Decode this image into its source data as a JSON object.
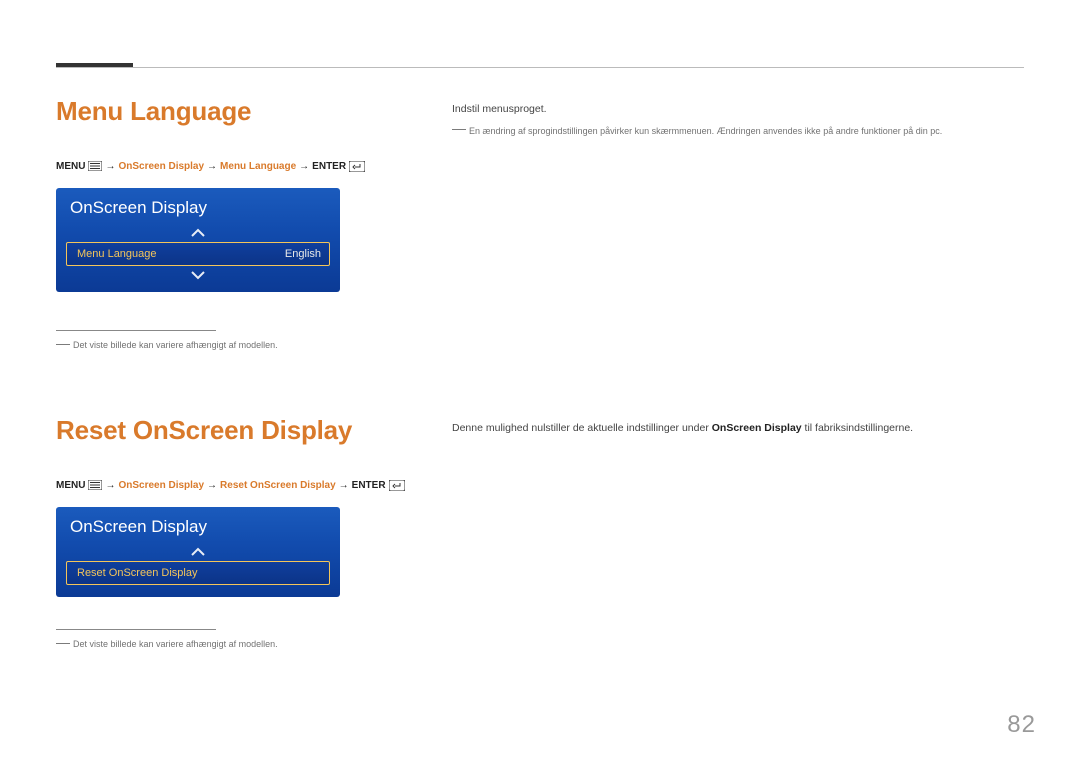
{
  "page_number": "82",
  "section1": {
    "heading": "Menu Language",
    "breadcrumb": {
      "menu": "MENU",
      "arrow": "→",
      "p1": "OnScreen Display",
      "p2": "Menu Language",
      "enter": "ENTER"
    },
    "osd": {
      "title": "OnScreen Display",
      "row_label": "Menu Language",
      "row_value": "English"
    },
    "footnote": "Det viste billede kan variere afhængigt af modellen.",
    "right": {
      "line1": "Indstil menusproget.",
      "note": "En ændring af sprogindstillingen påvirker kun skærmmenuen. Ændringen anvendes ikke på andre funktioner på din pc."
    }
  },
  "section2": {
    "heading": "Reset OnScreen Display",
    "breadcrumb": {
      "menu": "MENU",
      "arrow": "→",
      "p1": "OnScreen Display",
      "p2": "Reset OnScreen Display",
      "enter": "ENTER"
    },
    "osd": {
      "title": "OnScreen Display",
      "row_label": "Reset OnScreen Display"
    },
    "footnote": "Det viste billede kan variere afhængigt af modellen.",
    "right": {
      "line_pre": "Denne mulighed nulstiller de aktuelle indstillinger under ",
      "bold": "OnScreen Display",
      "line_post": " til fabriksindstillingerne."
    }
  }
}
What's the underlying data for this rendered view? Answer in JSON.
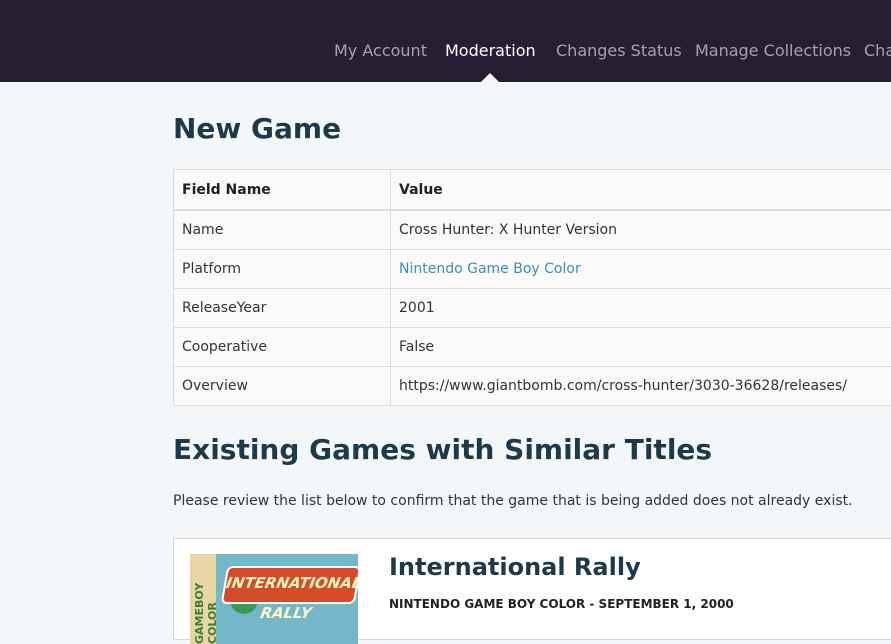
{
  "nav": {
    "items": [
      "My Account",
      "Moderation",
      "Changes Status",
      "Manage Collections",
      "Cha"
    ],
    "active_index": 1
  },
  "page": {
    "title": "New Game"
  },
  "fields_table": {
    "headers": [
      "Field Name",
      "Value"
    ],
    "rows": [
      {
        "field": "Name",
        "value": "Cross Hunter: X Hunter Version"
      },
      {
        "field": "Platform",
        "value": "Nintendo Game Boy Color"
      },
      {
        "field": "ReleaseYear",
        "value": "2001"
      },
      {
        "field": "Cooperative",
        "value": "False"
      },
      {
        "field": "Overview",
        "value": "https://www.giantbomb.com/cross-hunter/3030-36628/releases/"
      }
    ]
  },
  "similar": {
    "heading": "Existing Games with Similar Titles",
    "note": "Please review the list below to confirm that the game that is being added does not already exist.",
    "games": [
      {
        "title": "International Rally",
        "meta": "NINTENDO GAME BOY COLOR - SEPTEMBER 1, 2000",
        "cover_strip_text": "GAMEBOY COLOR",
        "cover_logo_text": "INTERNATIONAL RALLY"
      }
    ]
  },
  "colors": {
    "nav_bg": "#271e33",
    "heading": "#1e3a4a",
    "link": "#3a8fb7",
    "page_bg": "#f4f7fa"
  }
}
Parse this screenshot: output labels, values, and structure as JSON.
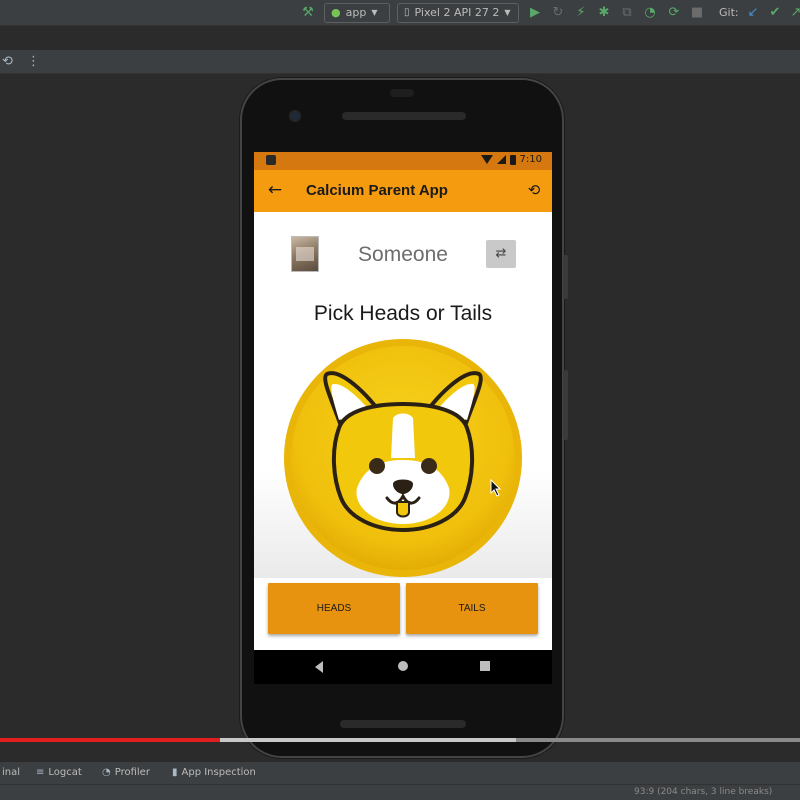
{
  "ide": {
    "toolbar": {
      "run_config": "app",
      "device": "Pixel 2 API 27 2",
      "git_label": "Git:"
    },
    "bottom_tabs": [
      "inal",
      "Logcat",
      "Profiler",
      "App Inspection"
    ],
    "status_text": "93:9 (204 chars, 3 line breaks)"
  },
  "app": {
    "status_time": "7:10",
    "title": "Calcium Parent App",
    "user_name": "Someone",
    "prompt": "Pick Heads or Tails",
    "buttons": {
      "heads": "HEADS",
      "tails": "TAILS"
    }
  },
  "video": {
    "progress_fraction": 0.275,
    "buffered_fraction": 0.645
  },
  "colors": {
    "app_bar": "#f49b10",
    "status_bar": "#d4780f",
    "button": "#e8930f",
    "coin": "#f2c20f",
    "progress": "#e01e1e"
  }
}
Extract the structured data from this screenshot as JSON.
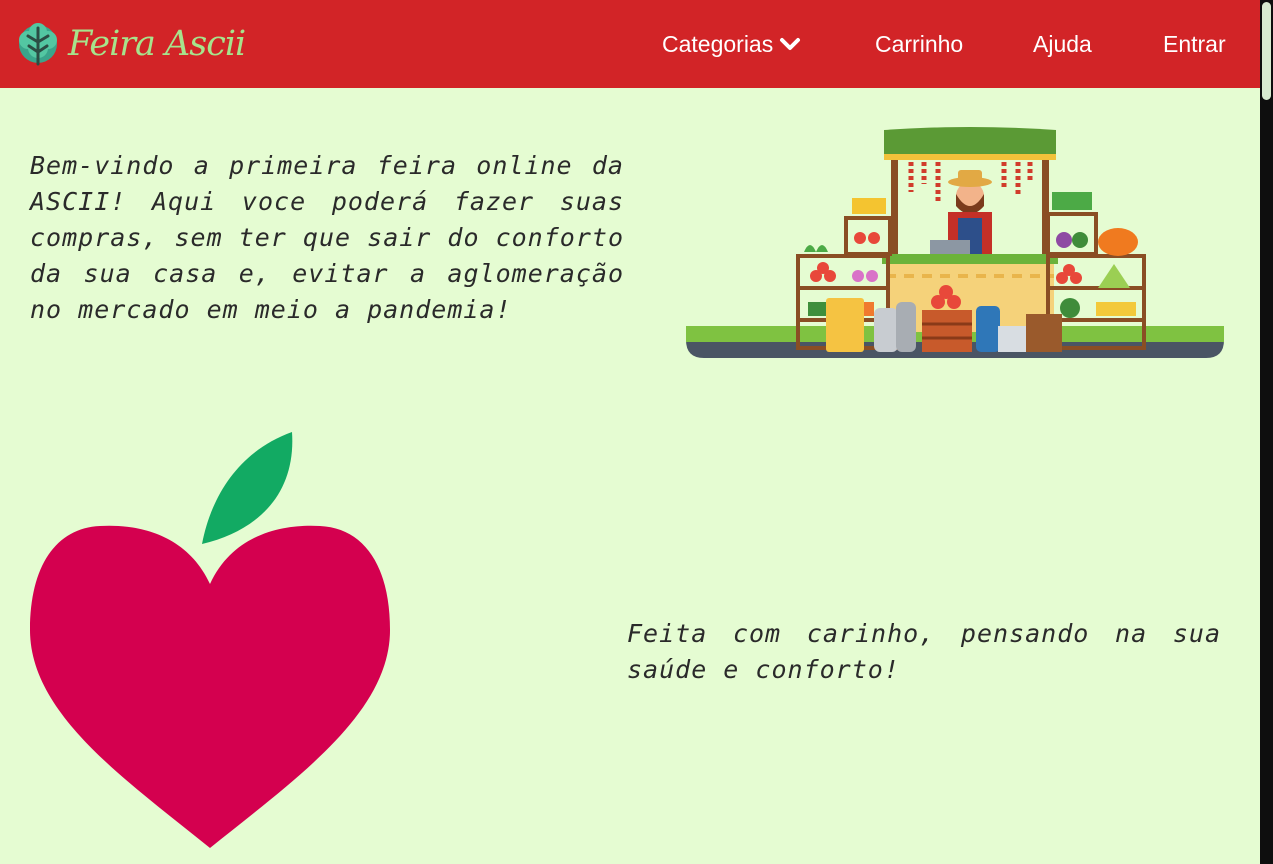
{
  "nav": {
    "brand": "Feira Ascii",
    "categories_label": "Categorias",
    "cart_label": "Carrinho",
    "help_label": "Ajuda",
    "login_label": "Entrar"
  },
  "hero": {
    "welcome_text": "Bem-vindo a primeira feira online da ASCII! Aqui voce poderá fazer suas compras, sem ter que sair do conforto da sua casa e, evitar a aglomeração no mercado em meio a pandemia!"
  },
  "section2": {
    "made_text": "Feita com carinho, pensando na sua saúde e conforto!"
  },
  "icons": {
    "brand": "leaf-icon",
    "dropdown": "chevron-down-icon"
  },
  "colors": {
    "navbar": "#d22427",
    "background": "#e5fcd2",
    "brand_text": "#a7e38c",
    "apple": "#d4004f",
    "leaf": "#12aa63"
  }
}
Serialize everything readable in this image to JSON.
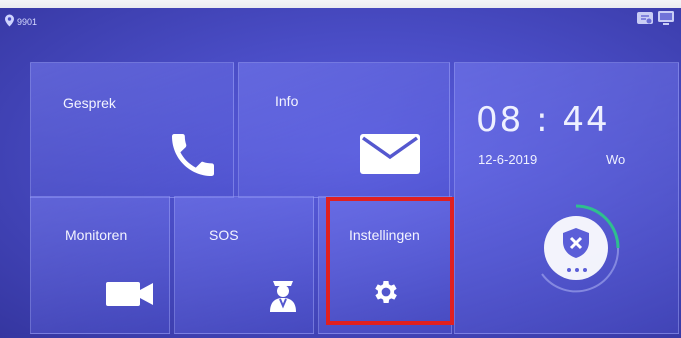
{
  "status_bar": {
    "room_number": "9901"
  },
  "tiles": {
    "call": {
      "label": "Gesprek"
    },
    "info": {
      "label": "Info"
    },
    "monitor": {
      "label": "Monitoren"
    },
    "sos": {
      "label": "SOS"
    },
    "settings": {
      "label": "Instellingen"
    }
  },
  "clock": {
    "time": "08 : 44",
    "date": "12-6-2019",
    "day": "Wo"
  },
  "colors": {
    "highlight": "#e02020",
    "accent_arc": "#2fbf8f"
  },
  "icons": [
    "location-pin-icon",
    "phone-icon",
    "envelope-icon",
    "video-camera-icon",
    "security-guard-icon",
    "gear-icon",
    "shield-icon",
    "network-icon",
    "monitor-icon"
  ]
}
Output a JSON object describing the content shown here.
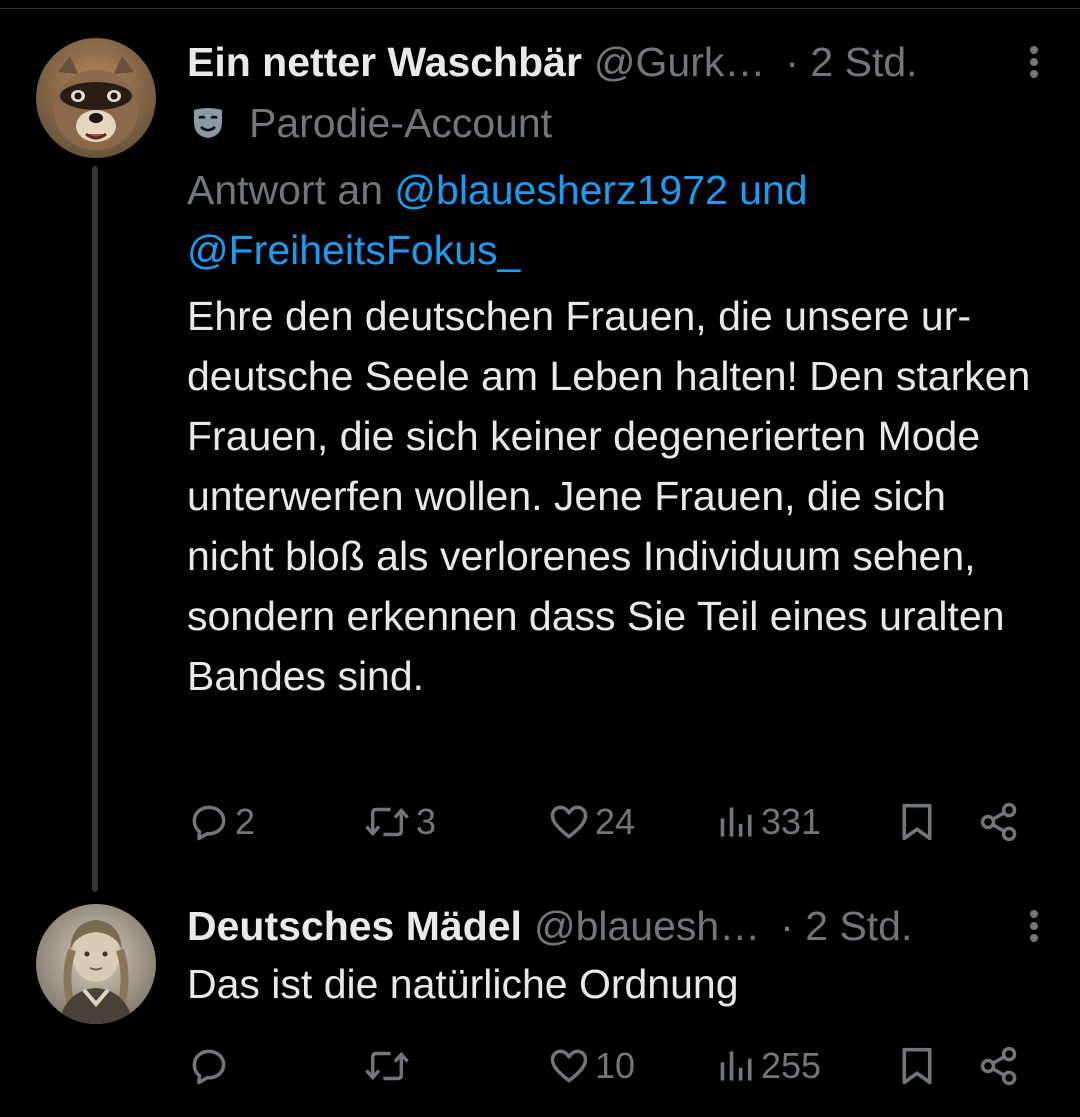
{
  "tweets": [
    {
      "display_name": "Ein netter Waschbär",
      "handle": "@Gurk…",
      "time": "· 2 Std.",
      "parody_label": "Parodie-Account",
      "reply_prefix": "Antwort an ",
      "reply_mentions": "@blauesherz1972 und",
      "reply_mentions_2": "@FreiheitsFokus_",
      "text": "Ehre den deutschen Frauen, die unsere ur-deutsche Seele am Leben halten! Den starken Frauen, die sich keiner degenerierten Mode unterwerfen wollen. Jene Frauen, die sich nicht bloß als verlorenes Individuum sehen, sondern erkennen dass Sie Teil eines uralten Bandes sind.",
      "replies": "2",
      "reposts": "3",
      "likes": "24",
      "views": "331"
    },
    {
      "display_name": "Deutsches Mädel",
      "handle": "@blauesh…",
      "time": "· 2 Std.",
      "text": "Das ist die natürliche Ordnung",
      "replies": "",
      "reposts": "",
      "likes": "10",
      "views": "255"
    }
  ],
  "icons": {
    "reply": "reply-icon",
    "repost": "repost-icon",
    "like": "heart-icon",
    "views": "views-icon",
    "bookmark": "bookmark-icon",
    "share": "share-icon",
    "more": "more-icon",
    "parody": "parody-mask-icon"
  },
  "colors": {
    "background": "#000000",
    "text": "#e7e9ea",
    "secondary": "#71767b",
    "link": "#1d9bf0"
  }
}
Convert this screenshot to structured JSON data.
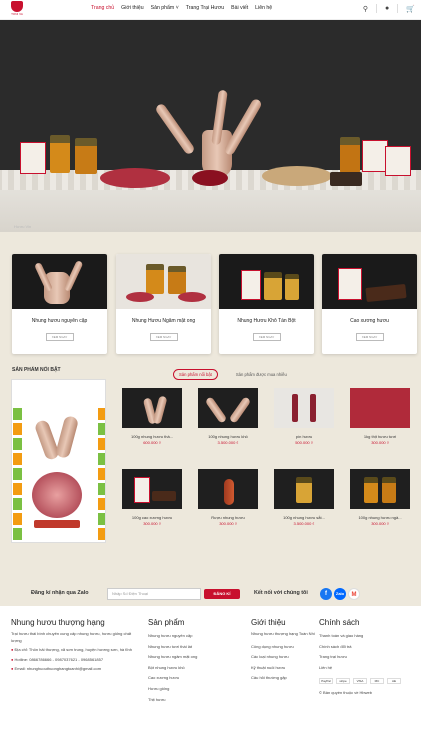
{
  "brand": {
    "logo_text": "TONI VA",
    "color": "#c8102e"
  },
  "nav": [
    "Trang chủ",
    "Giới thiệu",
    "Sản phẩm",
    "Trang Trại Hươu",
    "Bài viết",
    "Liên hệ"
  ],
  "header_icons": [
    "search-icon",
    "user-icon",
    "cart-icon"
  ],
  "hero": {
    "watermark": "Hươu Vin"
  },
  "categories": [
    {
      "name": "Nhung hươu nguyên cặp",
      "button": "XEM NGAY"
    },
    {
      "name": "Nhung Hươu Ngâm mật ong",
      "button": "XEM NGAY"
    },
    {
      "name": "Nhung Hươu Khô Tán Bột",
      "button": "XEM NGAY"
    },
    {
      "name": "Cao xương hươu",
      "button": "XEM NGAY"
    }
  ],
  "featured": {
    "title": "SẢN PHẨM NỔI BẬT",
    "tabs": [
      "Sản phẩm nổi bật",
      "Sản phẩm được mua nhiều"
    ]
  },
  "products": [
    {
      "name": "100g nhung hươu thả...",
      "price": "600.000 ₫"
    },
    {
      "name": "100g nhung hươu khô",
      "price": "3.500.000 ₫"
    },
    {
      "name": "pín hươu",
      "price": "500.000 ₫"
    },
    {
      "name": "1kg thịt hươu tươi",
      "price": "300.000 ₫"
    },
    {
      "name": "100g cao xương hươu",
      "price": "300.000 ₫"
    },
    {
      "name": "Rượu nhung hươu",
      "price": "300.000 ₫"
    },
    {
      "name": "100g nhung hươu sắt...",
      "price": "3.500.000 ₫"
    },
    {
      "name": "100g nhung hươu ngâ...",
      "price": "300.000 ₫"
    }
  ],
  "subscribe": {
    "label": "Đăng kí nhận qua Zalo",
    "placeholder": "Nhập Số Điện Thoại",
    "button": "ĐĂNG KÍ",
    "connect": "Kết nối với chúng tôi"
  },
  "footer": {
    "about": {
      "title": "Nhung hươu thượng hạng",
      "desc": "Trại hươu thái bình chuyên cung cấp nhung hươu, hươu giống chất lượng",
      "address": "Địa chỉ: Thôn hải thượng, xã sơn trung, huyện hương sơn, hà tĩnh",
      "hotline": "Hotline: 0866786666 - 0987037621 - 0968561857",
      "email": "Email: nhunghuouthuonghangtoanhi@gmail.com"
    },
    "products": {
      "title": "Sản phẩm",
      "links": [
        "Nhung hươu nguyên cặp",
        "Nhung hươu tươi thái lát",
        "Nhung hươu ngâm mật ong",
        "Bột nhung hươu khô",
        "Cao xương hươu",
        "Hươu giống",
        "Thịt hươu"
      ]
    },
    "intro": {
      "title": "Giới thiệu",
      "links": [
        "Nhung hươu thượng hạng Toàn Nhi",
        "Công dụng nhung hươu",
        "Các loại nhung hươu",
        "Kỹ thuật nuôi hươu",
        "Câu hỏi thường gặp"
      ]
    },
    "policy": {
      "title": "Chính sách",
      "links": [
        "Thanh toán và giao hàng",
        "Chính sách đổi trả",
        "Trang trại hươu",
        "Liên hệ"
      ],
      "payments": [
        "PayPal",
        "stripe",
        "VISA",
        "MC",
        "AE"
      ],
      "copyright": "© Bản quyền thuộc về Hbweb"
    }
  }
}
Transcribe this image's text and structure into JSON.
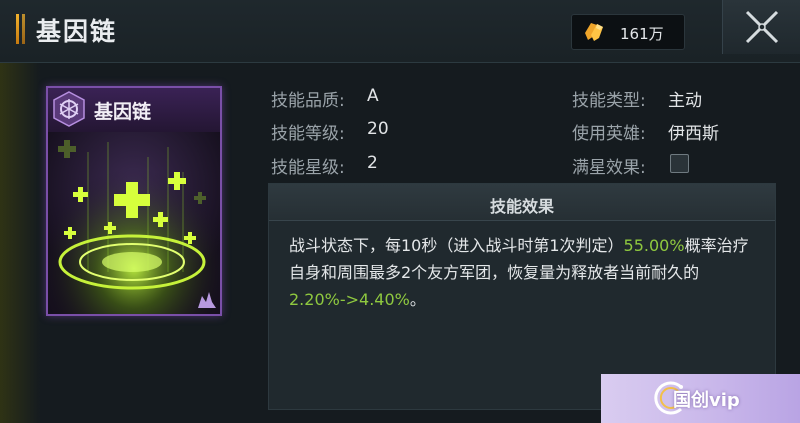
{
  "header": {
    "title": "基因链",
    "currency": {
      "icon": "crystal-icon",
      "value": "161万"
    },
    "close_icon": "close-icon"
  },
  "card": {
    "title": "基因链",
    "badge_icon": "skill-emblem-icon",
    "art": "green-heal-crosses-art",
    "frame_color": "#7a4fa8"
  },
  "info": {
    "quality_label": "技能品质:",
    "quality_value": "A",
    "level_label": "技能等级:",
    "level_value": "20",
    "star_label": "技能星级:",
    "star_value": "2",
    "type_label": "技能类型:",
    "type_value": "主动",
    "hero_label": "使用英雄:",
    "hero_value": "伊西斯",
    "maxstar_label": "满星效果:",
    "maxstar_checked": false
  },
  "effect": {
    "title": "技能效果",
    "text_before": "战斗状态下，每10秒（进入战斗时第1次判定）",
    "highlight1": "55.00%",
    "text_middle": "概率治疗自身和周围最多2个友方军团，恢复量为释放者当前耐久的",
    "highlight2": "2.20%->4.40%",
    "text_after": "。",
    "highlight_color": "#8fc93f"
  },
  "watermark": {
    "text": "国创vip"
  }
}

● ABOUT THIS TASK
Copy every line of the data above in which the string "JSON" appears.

● REPLY TO THE EXERCISE
Decode this image into its source data as a JSON object.
What's the underlying data for this rendered view? Answer in JSON.
Parse this screenshot: output labels, values, and structure as JSON.
Extract the structured data from this screenshot as JSON.
Serialize everything readable in this image to JSON.
Output a JSON object describing the content shown here.
Convert this screenshot to structured JSON data.
Transcribe this image's text and structure into JSON.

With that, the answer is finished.